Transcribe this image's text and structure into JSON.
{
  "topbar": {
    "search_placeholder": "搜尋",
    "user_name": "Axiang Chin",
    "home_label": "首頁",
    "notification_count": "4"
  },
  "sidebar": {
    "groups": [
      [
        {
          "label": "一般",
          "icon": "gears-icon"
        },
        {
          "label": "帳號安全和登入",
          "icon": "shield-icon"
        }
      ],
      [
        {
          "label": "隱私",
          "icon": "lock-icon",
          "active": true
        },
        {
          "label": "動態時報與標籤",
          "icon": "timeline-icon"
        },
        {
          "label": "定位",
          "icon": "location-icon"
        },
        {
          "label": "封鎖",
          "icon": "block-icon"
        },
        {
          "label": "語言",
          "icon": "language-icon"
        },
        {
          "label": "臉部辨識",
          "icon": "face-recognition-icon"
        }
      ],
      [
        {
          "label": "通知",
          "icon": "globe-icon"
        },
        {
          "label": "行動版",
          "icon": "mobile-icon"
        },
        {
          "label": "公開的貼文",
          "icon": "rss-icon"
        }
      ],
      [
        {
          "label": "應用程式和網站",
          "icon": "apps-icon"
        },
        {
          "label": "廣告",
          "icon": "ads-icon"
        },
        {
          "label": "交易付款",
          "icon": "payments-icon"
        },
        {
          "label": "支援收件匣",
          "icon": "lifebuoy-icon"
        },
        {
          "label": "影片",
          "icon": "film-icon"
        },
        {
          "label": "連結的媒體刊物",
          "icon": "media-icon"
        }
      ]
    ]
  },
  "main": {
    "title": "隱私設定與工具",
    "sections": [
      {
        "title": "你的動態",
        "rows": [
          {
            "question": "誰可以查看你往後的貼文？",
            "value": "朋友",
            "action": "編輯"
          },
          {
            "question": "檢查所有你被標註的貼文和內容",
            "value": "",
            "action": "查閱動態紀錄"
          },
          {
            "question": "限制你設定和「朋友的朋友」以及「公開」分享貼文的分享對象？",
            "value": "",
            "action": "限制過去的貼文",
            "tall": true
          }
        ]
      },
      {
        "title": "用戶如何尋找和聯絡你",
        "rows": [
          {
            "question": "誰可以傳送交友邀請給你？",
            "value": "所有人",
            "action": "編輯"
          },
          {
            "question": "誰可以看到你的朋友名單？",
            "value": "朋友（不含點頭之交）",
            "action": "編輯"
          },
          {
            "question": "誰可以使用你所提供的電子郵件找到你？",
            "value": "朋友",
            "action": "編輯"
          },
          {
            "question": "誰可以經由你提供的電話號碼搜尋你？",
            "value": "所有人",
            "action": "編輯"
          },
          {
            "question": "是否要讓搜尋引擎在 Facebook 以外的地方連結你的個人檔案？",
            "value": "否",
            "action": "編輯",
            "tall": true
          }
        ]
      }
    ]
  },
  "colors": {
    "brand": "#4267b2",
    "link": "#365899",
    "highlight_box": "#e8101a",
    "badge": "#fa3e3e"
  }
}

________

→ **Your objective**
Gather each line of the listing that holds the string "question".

→ **Response**
            "question": "誰可以查看你往後的貼文？",
            "question": "檢查所有你被標註的貼文和內容",
            "question": "限制你設定和「朋友的朋友」以及「公開」分享貼文的分享對象？",
            "question": "誰可以傳送交友邀請給你？",
            "question": "誰可以看到你的朋友名單？",
            "question": "誰可以使用你所提供的電子郵件找到你？",
            "question": "誰可以經由你提供的電話號碼搜尋你？",
            "question": "是否要讓搜尋引擎在 Facebook 以外的地方連結你的個人檔案？",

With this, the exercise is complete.